The second series to join the universe comes in the form of Anne Rice’s Mayfair Witches, based on Rice’s Lives of the Mayfair Witches trilogy. The White Lotus’ Alexandria Daddario stars as Rowan, a pediatric neurosurgeon who discovers she is the heiress to the Mayfair dynasty. Haunted by a malevolent entity, she must search through the shadows for her destiny.
From the beginning, Mayfair Witches clearly pales in comparison to the (mostly) acclaimed Interview adaptation. While Interview felt lavish and prestige, Mayfair Witches feels considerably lower in budget. Cheesy and often melodramatic, the series is rather tedious to get through. At eight episodes, Mayfair Witches can feel like a slog. There are considerable lulls in pacing that threaten to derail viewer engagement throughout the series, and with so many other similar shows on the market, the series needs to try harder to keep your attention.
Therein lies a problem with Mayfair Witches – it is derivative of much better shows like it, and does very little to carve its own identity. Anne Rice’s name and the universe it finds itself in does a lot of the heavy lifting; without the Rice branding, Mayfair Witches would probably pull in far less viewers.
It’s not all bad, though. Performances are fine – Daddario continues to be a magnetic performer, while Jack Huston (Boardwalk Empire) is a terrific villain. Clash of the Titans’ Harry Hamlin brings some old-school elegance, too. But the dialogue the cast have to work with is often clunky and cliché, and the aforementioned low-budget visuals certainly don’t help.
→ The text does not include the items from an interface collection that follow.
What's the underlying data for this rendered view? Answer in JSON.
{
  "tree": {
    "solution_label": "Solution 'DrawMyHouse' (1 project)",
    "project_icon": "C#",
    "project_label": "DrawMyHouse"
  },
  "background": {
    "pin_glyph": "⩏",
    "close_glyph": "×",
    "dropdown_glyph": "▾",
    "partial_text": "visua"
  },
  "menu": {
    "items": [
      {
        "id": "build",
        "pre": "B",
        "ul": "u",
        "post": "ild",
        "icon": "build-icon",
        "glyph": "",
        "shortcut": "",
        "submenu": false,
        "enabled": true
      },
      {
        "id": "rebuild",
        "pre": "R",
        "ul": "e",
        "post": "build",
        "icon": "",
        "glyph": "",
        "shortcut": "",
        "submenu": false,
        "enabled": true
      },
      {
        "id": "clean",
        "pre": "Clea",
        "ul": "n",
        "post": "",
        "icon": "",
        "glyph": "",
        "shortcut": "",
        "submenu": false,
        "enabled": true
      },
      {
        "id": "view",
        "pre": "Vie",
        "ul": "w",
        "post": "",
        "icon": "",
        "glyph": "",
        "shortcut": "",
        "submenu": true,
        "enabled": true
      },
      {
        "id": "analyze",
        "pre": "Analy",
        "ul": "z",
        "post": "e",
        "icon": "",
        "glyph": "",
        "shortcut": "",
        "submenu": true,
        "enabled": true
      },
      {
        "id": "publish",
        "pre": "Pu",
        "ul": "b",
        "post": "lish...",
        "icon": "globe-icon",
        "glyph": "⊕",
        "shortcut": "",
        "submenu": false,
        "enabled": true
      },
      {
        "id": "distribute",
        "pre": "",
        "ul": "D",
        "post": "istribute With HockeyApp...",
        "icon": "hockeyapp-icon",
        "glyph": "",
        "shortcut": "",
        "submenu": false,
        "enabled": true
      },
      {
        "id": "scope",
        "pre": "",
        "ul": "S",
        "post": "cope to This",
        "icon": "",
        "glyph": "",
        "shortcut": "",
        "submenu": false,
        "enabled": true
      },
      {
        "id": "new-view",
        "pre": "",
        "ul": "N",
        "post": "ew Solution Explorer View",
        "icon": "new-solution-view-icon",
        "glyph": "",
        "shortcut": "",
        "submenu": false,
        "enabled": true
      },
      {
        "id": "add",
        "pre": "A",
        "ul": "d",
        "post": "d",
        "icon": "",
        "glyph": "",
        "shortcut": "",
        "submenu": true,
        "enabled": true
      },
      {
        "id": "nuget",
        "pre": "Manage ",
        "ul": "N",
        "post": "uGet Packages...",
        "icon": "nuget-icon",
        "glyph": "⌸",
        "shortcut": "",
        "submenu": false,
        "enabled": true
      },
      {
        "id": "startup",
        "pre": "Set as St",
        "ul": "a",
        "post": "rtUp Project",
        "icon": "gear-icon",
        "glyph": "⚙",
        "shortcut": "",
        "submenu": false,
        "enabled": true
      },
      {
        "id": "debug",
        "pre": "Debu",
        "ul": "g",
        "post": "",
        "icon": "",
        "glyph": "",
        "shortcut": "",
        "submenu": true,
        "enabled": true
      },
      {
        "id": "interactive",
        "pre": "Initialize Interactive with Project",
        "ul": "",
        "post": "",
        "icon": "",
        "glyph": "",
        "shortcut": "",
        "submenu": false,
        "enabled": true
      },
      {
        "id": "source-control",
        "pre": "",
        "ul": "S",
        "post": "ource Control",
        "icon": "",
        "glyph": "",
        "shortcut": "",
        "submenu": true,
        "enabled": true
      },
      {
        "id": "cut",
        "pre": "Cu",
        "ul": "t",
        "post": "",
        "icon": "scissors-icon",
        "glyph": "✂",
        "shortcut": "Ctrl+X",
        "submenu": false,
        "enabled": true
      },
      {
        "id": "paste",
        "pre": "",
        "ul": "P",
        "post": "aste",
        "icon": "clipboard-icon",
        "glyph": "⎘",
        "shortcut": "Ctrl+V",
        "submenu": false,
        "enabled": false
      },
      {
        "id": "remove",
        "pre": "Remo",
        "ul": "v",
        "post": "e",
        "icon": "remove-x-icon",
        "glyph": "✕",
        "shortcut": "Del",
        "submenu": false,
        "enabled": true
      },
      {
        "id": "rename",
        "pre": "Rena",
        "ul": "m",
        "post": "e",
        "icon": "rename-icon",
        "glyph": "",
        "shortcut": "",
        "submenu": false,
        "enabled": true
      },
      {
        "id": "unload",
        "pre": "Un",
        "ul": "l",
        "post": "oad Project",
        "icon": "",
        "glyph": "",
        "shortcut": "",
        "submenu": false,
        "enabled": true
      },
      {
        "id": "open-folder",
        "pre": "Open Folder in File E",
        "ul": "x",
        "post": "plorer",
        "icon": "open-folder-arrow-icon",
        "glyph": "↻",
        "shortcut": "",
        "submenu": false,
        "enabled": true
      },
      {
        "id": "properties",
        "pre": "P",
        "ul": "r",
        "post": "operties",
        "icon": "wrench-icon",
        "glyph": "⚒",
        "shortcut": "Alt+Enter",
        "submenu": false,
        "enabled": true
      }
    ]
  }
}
Mayfair Witches is yet another example in contemporary media of forcing an extended universe out of success, with diminishing returns. Interview with the Vampire was a magnificent adaptation of Rice’s iconic novel, and comes highly recommended. Mayfair Witches, on the other hand, is a weak and disappointing exercise in desperation to build a brand. With a second season greenlit, though, it remains to be seen if there’s still time to better utilise the show’s source material and talented cast.
Anne Rice’s Mayfair Witches: Season One is available now on Digital, DVD, and Blu-ray from Acorn Media